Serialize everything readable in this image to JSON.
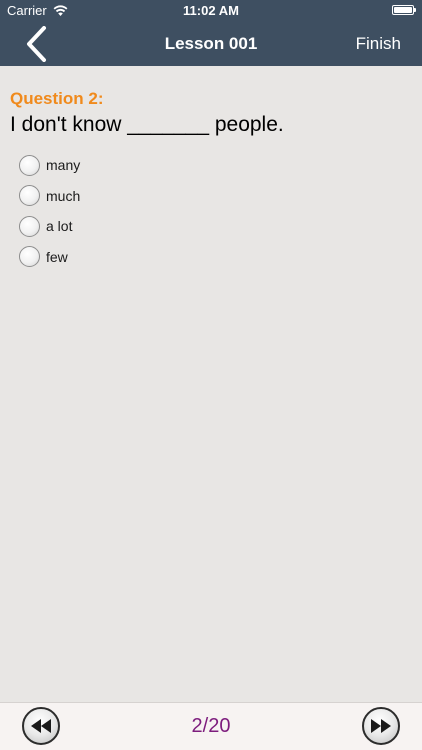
{
  "status_bar": {
    "carrier": "Carrier",
    "time": "11:02 AM"
  },
  "nav": {
    "title": "Lesson 001",
    "finish_label": "Finish"
  },
  "question": {
    "label": "Question 2:",
    "text": "I don't know _______ people.",
    "options": [
      {
        "label": "many"
      },
      {
        "label": "much"
      },
      {
        "label": "a lot"
      },
      {
        "label": "few"
      }
    ]
  },
  "footer": {
    "page_counter": "2/20"
  },
  "colors": {
    "bar_background": "#3e4f61",
    "question_label": "#f08a1c",
    "page_counter": "#7d1c7d",
    "content_background": "#e8e6e4"
  },
  "icons": {
    "back": "chevron-left-icon",
    "prev": "rewind-icon",
    "next": "fast-forward-icon",
    "wifi": "wifi-icon",
    "battery": "battery-icon"
  }
}
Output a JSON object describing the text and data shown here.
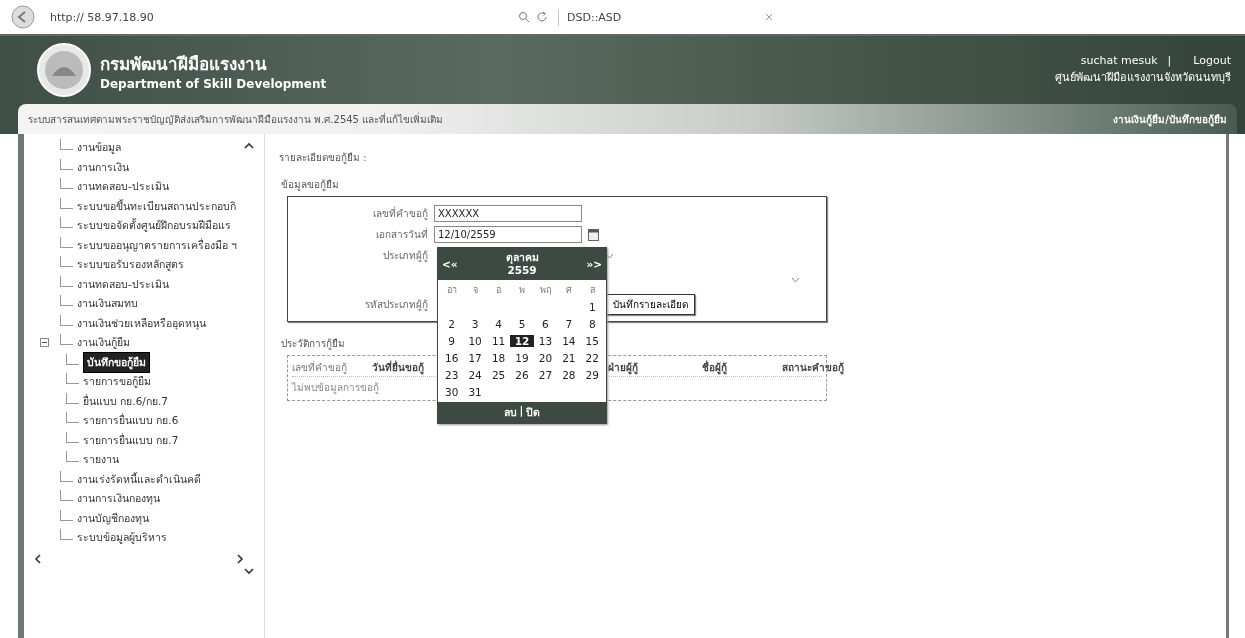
{
  "browser": {
    "address": "http:// 58.97.18.90",
    "tab_title": "DSD::ASD"
  },
  "header": {
    "title_th": "กรมพัฒนาฝีมือแรงงาน",
    "title_en": "Department of Skill Development",
    "user": "suchat mesuk",
    "separator": "|",
    "logout": "Logout",
    "office": "ศูนย์พัฒนาฝีมือแรงงานจังหวัดนนทบุรี"
  },
  "subheader": {
    "system": "ระบบสารสนเทศตามพระราชบัญญัติส่งเสริมการพัฒนาฝีมือแรงงาน พ.ศ.2545 และที่แก้ไขเพิ่มเติม",
    "breadcrumb": "งานเงินกู้ยืม/บันทึกขอกู้ยืม"
  },
  "sidebar": {
    "items": [
      {
        "label": "งานข้อมูล",
        "selected": false
      },
      {
        "label": "งานการเงิน",
        "selected": false
      },
      {
        "label": "งานทดสอบ-ประเมิน",
        "selected": false
      },
      {
        "label": "ระบบขอขึ้นทะเบียนสถานประกอบกิ",
        "selected": false
      },
      {
        "label": "ระบบขอจัดตั้งศูนย์ฝึกอบรมฝีมือแร",
        "selected": false
      },
      {
        "label": "ระบบขออนุญาตรายการเครื่องมือ ฯ",
        "selected": false
      },
      {
        "label": "ระบบขอรับรองหลักสูตร",
        "selected": false
      },
      {
        "label": "งานทดสอบ-ประเมิน",
        "selected": false
      },
      {
        "label": "งานเงินสมทบ",
        "selected": false
      },
      {
        "label": "งานเงินช่วยเหลือหรืออุดหนุน",
        "selected": false
      },
      {
        "label": "งานเงินกู้ยืม",
        "selected": false,
        "expanded": true,
        "children": [
          {
            "label": "บันทึกขอกู้ยืม",
            "selected": true
          },
          {
            "label": "รายการขอกู้ยืม",
            "selected": false
          },
          {
            "label": "ยื่นแบบ กย.6/กย.7",
            "selected": false
          },
          {
            "label": "รายการยื่นแบบ กย.6",
            "selected": false
          },
          {
            "label": "รายการยื่นแบบ กย.7",
            "selected": false
          },
          {
            "label": "รายงาน",
            "selected": false
          }
        ]
      },
      {
        "label": "งานเร่งรัดหนี้และดำเนินคดี",
        "selected": false
      },
      {
        "label": "งานการเงินกองทุน",
        "selected": false
      },
      {
        "label": "งานบัญชีกองทุน",
        "selected": false
      },
      {
        "label": "ระบบข้อมูลผู้บริหาร",
        "selected": false
      }
    ]
  },
  "content": {
    "title": "รายละเอียดขอกู้ยืม :",
    "form": {
      "legend": "ข้อมูลขอกู้ยืม",
      "fields": [
        {
          "kind": "text",
          "label": "เลขที่คำขอกู้",
          "value": "XXXXXX"
        },
        {
          "kind": "date",
          "label": "เอกสารวันที่",
          "value": "12/10/2559"
        },
        {
          "kind": "select",
          "label": "ประเภทผู้กู้"
        },
        {
          "kind": "select"
        },
        {
          "kind": "button",
          "label": "รหัสประเภทผู้กู้",
          "button": "บันทึกรายละเอียด"
        }
      ]
    },
    "calendar": {
      "prev": "<«",
      "next": "»>",
      "month": "ตุลาคม",
      "year": "2559",
      "weekdays": [
        "อา",
        "จ",
        "อ",
        "พ",
        "พฤ",
        "ศ",
        "ส"
      ],
      "weeks": [
        [
          {
            "label": "1",
            "selected": false
          }
        ],
        [
          {
            "label": "2",
            "selected": false
          },
          {
            "label": "3",
            "selected": false
          },
          {
            "label": "4",
            "selected": false
          },
          {
            "label": "5",
            "selected": false
          },
          {
            "label": "6",
            "selected": false
          },
          {
            "label": "7",
            "selected": false
          },
          {
            "label": "8",
            "selected": false
          }
        ],
        [
          {
            "label": "9",
            "selected": false
          },
          {
            "label": "10",
            "selected": false
          },
          {
            "label": "11",
            "selected": false
          },
          {
            "label": "12",
            "selected": true
          },
          {
            "label": "13",
            "selected": false
          },
          {
            "label": "14",
            "selected": false
          },
          {
            "label": "15",
            "selected": false
          }
        ],
        [
          {
            "label": "16",
            "selected": false
          },
          {
            "label": "17",
            "selected": false
          },
          {
            "label": "18",
            "selected": false
          },
          {
            "label": "19",
            "selected": false
          },
          {
            "label": "20",
            "selected": false
          },
          {
            "label": "21",
            "selected": false
          },
          {
            "label": "22",
            "selected": false
          }
        ],
        [
          {
            "label": "23",
            "selected": false
          },
          {
            "label": "24",
            "selected": false
          },
          {
            "label": "25",
            "selected": false
          },
          {
            "label": "26",
            "selected": false
          },
          {
            "label": "27",
            "selected": false
          },
          {
            "label": "28",
            "selected": false
          },
          {
            "label": "29",
            "selected": false
          }
        ],
        [
          {
            "label": "30",
            "selected": false
          },
          {
            "label": "31",
            "selected": false
          }
        ]
      ],
      "clear": "ลบ",
      "divider": "|",
      "close": "ปิด"
    },
    "history": {
      "legend": "ประวัติการกู้ยืม",
      "columns": [
        "เลขที่คำขอกู้",
        "วันที่ยื่นขอกู้",
        "ฝ่ายผู้กู้",
        "ชื่อผู้กู้",
        "สถานะคำขอกู้"
      ],
      "empty": "ไม่พบข้อมูลการขอกู้"
    }
  }
}
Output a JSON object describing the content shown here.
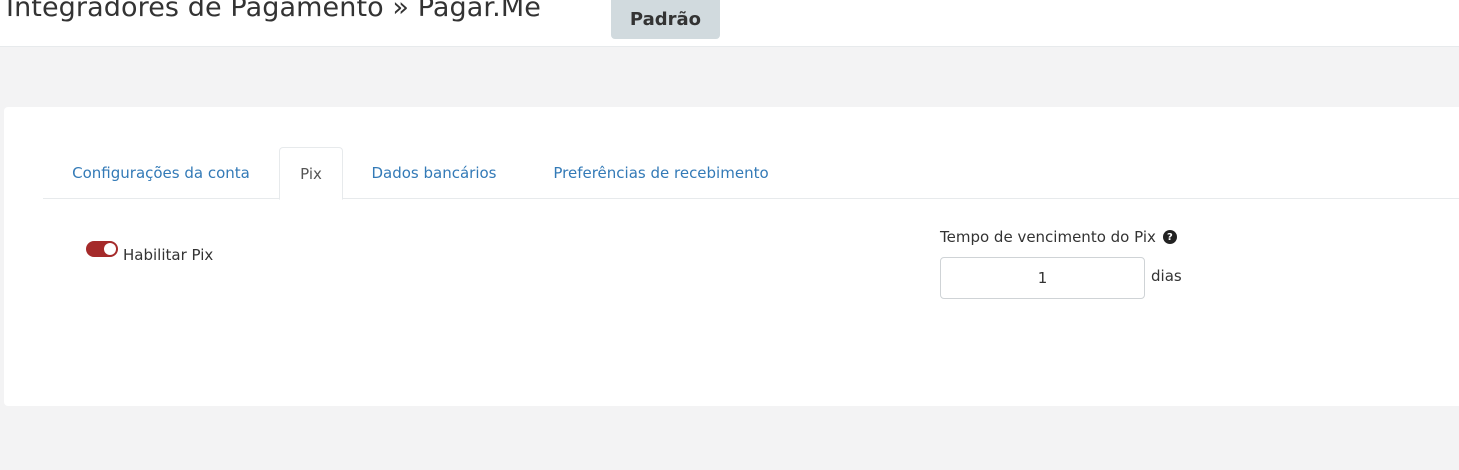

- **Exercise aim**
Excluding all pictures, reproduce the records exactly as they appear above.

- **Response**
Serialize everything readable in this image to JSON.
{
  "status_bar": {
    "carrier": "Carrier",
    "time": "11:02 AM"
  },
  "nav": {
    "title": "Lesson 001",
    "finish_label": "Finish"
  },
  "question": {
    "label": "Question 2:",
    "text": "I don't know _______ people.",
    "options": [
      {
        "label": "many"
      },
      {
        "label": "much"
      },
      {
        "label": "a lot"
      },
      {
        "label": "few"
      }
    ]
  },
  "footer": {
    "page_counter": "2/20"
  },
  "colors": {
    "bar_background": "#3e4f61",
    "question_label": "#f08a1c",
    "page_counter": "#7d1c7d",
    "content_background": "#e8e6e4"
  },
  "icons": {
    "back": "chevron-left-icon",
    "prev": "rewind-icon",
    "next": "fast-forward-icon",
    "wifi": "wifi-icon",
    "battery": "battery-icon"
  }
}
Output a JSON object describing the text and data shown here.
{
  "browser": {
    "address": "http:// 58.97.18.90",
    "tab_title": "DSD::ASD"
  },
  "header": {
    "title_th": "กรมพัฒนาฝีมือแรงงาน",
    "title_en": "Department of Skill Development",
    "user": "suchat mesuk",
    "separator": "|",
    "logout": "Logout",
    "office": "ศูนย์พัฒนาฝีมือแรงงานจังหวัดนนทบุรี"
  },
  "subheader": {
    "system": "ระบบสารสนเทศตามพระราชบัญญัติส่งเสริมการพัฒนาฝีมือแรงงาน พ.ศ.2545 และที่แก้ไขเพิ่มเติม",
    "breadcrumb": "งานเงินกู้ยืม/บันทึกขอกู้ยืม"
  },
  "sidebar": {
    "items": [
      {
        "label": "งานข้อมูล",
        "selected": false
      },
      {
        "label": "งานการเงิน",
        "selected": false
      },
      {
        "label": "งานทดสอบ-ประเมิน",
        "selected": false
      },
      {
        "label": "ระบบขอขึ้นทะเบียนสถานประกอบกิ",
        "selected": false
      },
      {
        "label": "ระบบขอจัดตั้งศูนย์ฝึกอบรมฝีมือแร",
        "selected": false
      },
      {
        "label": "ระบบขออนุญาตรายการเครื่องมือ ฯ",
        "selected": false
      },
      {
        "label": "ระบบขอรับรองหลักสูตร",
        "selected": false
      },
      {
        "label": "งานทดสอบ-ประเมิน",
        "selected": false
      },
      {
        "label": "งานเงินสมทบ",
        "selected": false
      },
      {
        "label": "งานเงินช่วยเหลือหรืออุดหนุน",
        "selected": false
      },
      {
        "label": "งานเงินกู้ยืม",
        "selected": false,
        "expanded": true,
        "children": [
          {
            "label": "บันทึกขอกู้ยืม",
            "selected": true
          },
          {
            "label": "รายการขอกู้ยืม",
            "selected": false
          },
          {
            "label": "ยื่นแบบ กย.6/กย.7",
            "selected": false
          },
          {
            "label": "รายการยื่นแบบ กย.6",
            "selected": false
          },
          {
            "label": "รายการยื่นแบบ กย.7",
            "selected": false
          },
          {
            "label": "รายงาน",
            "selected": false
          }
        ]
      },
      {
        "label": "งานเร่งรัดหนี้และดำเนินคดี",
        "selected": false
      },
      {
        "label": "งานการเงินกองทุน",
        "selected": false
      },
      {
        "label": "งานบัญชีกองทุน",
        "selected": false
      },
      {
        "label": "ระบบข้อมูลผู้บริหาร",
        "selected": false
      }
    ]
  },
  "content": {
    "title": "รายละเอียดขอกู้ยืม :",
    "form": {
      "legend": "ข้อมูลขอกู้ยืม",
      "fields": [
        {
          "kind": "text",
          "label": "เลขที่คำขอกู้",
          "value": "XXXXXX"
        },
        {
          "kind": "date",
          "label": "เอกสารวันที่",
          "value": "12/10/2559"
        },
        {
          "kind": "select",
          "label": "ประเภทผู้กู้"
        },
        {
          "kind": "select"
        },
        {
          "kind": "button",
          "label": "รหัสประเภทผู้กู้",
          "button": "บันทึกรายละเอียด"
        }
      ]
    },
    "calendar": {
      "prev": "<«",
      "next": "»>",
      "month": "ตุลาคม",
      "year": "2559",
      "weekdays": [
        "อา",
        "จ",
        "อ",
        "พ",
        "พฤ",
        "ศ",
        "ส"
      ],
      "weeks": [
        [
          {
            "label": "1",
            "selected": false
          }
        ],
        [
          {
            "label": "2",
            "selected": false
          },
          {
            "label": "3",
            "selected": false
          },
          {
            "label": "4",
            "selected": false
          },
          {
            "label": "5",
            "selected": false
          },
          {
            "label": "6",
            "selected": false
          },
          {
            "label": "7",
            "selected": false
          },
          {
            "label": "8",
            "selected": false
          }
        ],
        [
          {
            "label": "9",
            "selected": false
          },
          {
            "label": "10",
            "selected": false
          },
          {
            "label": "11",
            "selected": false
          },
          {
            "label": "12",
            "selected": true
          },
          {
            "label": "13",
            "selected": false
          },
          {
            "label": "14",
            "selected": false
          },
          {
            "label": "15",
            "selected": false
          }
        ],
        [
          {
            "label": "16",
            "selected": false
          },
          {
            "label": "17",
            "selected": false
          },
          {
            "label": "18",
            "selected": false
          },
          {
            "label": "19",
            "selected": false
          },
          {
            "label": "20",
            "selected": false
          },
          {
            "label": "21",
            "selected": false
          },
          {
            "label": "22",
            "selected": false
          }
        ],
        [
          {
            "label": "23",
            "selected": false
          },
          {
            "label": "24",
            "selected": false
          },
          {
            "label": "25",
            "selected": false
          },
          {
            "label": "26",
            "selected": false
          },
          {
            "label": "27",
            "selected": false
          },
          {
            "label": "28",
            "selected": false
          },
          {
            "label": "29",
            "selected": false
          }
        ],
        [
          {
            "label": "30",
            "selected": false
          },
          {
            "label": "31",
            "selected": false
          }
        ]
      ],
      "clear": "ลบ",
      "divider": "|",
      "close": "ปิด"
    },
    "history": {
      "legend": "ประวัติการกู้ยืม",
      "columns": [
        "เลขที่คำขอกู้",
        "วันที่ยื่นขอกู้",
        "ฝ่ายผู้กู้",
        "ชื่อผู้กู้",
        "สถานะคำขอกู้"
      ],
      "empty": "ไม่พบข้อมูลการขอกู้"
    }
  }
}
Output a JSON object describing the content shown here.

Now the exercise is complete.